» **EXERCISE OBJECTIVE**: The answer must be every line from the entries below that contains "subtitle".

[Entries from a dataset of interfaces]
- Opening Delimiter -
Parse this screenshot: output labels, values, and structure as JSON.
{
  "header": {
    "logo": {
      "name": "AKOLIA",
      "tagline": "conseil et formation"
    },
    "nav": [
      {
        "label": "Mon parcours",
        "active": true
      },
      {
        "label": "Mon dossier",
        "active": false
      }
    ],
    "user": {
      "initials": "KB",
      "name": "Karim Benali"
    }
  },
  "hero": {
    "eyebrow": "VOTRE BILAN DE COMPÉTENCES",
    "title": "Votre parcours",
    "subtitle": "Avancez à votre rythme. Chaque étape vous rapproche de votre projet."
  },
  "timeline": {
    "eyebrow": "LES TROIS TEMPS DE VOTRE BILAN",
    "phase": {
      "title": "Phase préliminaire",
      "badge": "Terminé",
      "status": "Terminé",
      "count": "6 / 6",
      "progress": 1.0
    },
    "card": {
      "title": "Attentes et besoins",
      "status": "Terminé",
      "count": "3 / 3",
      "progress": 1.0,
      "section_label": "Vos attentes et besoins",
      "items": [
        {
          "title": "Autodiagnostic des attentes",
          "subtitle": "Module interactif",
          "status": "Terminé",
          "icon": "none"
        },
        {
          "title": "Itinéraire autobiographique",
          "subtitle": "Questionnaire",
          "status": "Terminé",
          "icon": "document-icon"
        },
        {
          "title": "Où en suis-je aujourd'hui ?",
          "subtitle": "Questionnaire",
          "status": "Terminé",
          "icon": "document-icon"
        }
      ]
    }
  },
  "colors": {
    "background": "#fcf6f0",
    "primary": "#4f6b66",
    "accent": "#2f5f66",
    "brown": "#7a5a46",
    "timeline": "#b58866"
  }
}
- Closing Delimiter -
» **SOLVED EXERCISE**:
    "subtitle": "Avancez à votre rythme. Chaque étape vous rapproche de votre projet."
          "subtitle": "Module interactif",
          "subtitle": "Questionnaire",
          "subtitle": "Questionnaire",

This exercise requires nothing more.